WHAT YOU ARE ASKED TO DO :: Within the data that follows, how many lines contain the word "screenshot"? Reply with only the number.

GIVEN RECORDS ::
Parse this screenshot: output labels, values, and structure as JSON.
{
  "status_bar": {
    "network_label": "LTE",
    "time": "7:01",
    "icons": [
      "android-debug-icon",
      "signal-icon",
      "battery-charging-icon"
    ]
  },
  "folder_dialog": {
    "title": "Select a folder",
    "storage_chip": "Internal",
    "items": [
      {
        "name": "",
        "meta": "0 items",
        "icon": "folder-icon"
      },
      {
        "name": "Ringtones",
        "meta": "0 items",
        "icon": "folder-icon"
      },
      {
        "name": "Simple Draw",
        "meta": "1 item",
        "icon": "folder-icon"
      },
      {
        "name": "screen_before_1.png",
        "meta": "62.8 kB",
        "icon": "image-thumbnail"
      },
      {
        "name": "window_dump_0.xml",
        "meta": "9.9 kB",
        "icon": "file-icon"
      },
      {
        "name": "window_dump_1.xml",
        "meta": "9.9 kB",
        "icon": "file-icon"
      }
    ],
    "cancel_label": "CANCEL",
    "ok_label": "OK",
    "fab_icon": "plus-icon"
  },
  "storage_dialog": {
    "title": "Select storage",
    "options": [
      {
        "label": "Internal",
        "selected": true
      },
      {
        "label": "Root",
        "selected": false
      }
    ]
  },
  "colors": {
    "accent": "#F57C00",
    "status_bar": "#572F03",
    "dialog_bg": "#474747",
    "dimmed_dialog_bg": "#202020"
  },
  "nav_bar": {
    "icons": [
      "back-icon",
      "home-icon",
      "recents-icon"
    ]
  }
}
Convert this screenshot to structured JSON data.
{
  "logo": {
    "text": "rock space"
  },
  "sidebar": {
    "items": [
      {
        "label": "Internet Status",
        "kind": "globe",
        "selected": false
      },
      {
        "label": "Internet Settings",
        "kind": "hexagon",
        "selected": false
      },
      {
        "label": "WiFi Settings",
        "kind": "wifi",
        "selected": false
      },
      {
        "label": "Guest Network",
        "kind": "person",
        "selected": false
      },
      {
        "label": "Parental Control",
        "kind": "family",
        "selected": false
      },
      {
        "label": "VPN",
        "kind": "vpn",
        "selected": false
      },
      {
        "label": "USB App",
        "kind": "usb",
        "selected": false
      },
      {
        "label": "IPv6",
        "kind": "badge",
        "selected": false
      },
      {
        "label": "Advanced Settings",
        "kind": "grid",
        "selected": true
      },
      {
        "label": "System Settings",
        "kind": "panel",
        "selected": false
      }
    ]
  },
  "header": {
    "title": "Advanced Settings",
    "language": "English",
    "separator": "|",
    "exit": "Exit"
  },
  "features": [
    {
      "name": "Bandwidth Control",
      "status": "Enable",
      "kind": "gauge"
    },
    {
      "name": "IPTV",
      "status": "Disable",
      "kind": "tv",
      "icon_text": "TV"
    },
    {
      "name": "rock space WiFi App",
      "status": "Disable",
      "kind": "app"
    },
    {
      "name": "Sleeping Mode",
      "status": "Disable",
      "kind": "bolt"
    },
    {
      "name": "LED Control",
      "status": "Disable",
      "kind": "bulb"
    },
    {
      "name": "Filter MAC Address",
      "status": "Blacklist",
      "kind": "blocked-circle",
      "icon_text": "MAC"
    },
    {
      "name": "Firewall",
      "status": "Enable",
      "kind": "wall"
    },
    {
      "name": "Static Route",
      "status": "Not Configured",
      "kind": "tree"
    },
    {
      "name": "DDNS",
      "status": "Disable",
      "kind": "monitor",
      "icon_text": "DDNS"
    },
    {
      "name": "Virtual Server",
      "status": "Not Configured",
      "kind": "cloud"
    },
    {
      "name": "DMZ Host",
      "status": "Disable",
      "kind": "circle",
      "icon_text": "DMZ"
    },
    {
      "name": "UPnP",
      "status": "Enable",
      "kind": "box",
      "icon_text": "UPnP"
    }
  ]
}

OUTPUT FOR THIS TASK :: 2